Image courtesy Ian Drysdale

"Current pricing" has risen to around 100 000 AU$, with up-to-date components and revised fuel injection, and Ian laments that even at that price he isn't making any money on the project. It remains a labour of love.

I was curious as to what kind of feedback he had gotten from owners:

Well there's not too many of them, so I've got to know them all
personally ! They love their bikes of course, they can be pretty
sure that they're got the only one in their street.

My customers tend to be "tech heads" rather than rock stars or millionaires - they bought one as they appreciate the
engineering that goes into it, rather than for pure bragging rights.

As for what he is up to now:

The V8's are very much a side-line for my business, I do R&D work
for Chinese motorcycle companies - mainly ATV's and such like,
although I have done a couple of 2 wheeler engines ( neither of
which have gone into production ).

I also work closely with "Stealth Electric Bikes", a high performance
electric mountain bike manufacturer. I do a lot of their prototyping
work and even their tooling.

I asked Ian what he had planned for the future. As I hoped, he gave me an interesting answer. I won't give away too much but he is working on an updated 2 wheel drive system for dirt bikes, and a homebuilt helicopter project.
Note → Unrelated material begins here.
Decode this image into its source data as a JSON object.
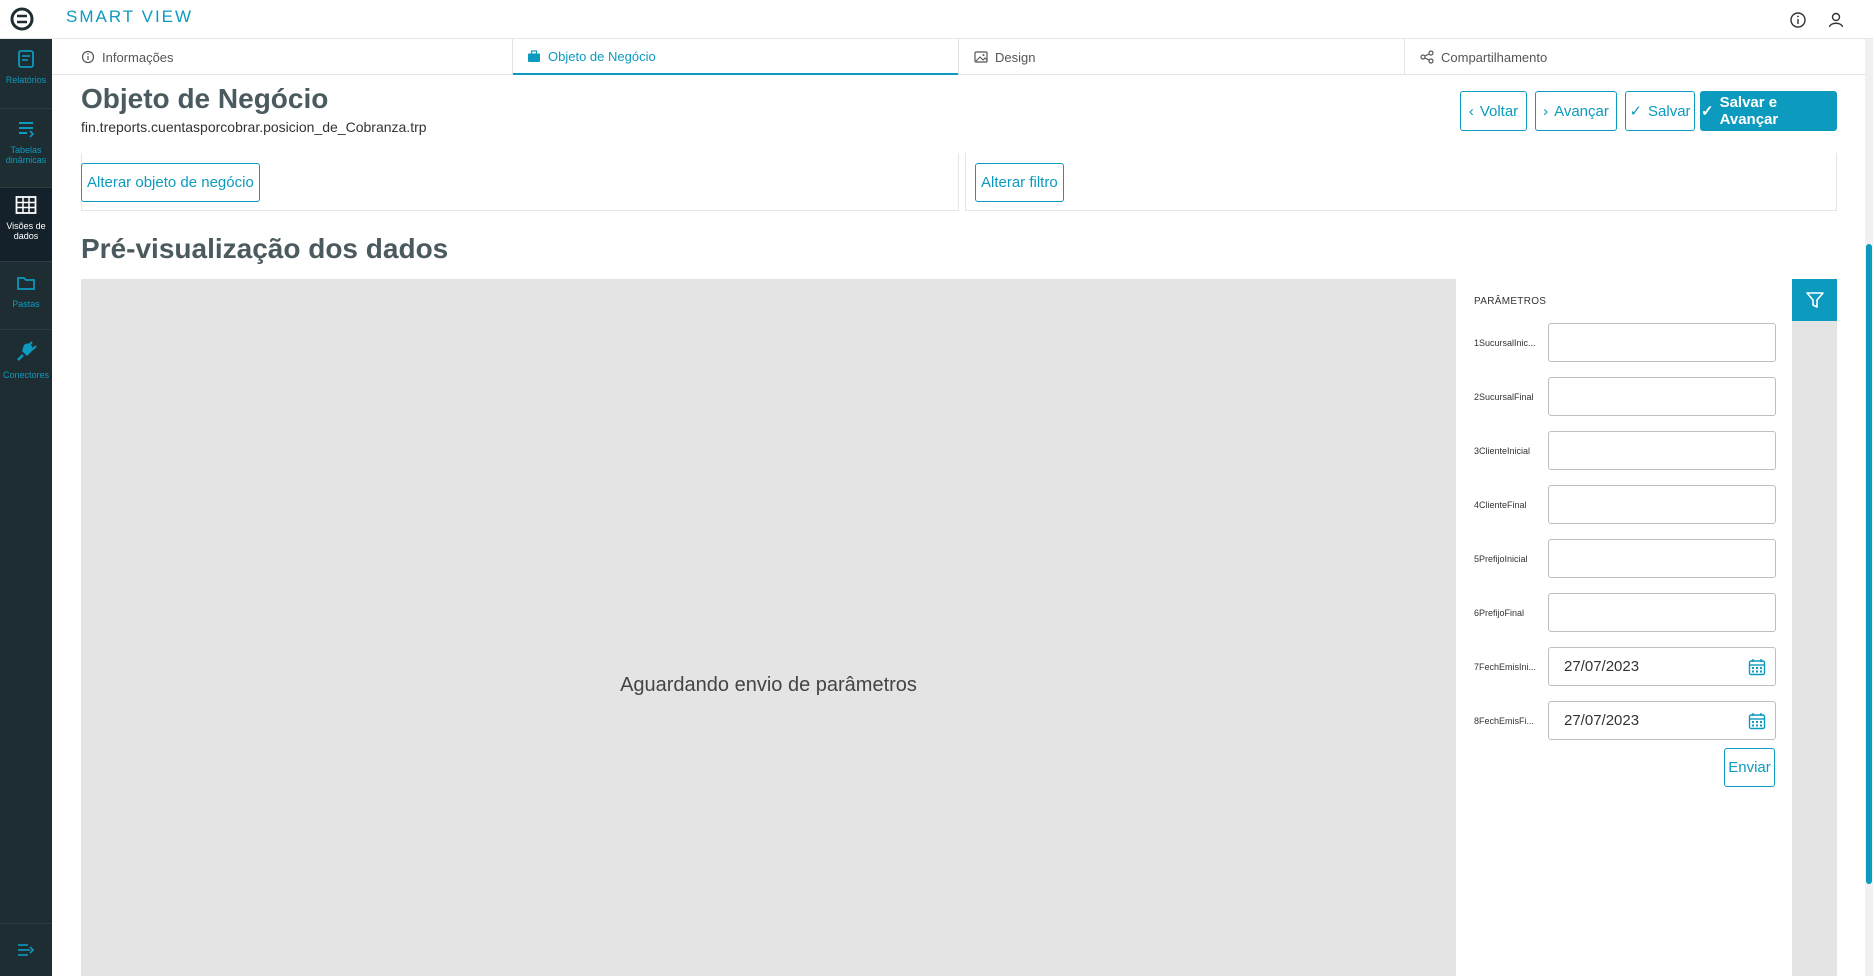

As for that V8 Moto GP engine - "I touted that when the GP's were going 4 stroke - hoping to become a motor supplier to smaller teams, but I could never get the money to build a running prototype."
The Drysdale V8 was the product of a fertile mechanical mind with an eye for building an everyday exotic - a rare, high spec, bespoke machine that could be ridden regularly and fixed by any competent mechanic with off the shelf parts. The V8 is just one example of the quirky ingenuity of Ian Drysdale, a man who has built many odd and impressive projects over the years. After building a very limited number of V8 for discerning clients for the past 16 years, Ian is winding down production. It is the end of a truly spectacular and fascinating machine - and I hope that Ian gets the chance to build his personal bike and ride the hell out of it.

Interesting Links
The web home of the various Drysdale projects
An early ride preview of the V8 Superbike
Preview of the Cruiser/Bruiser 1000-V8
Video feature on the 750 Superbike

1 comment:

  1. Richard James22/11/2014, 16:11

    Having worked with Ian for a period of about five years (2004-09) as his CAD guy on some of the Chinese based projects I know that bench very, very well!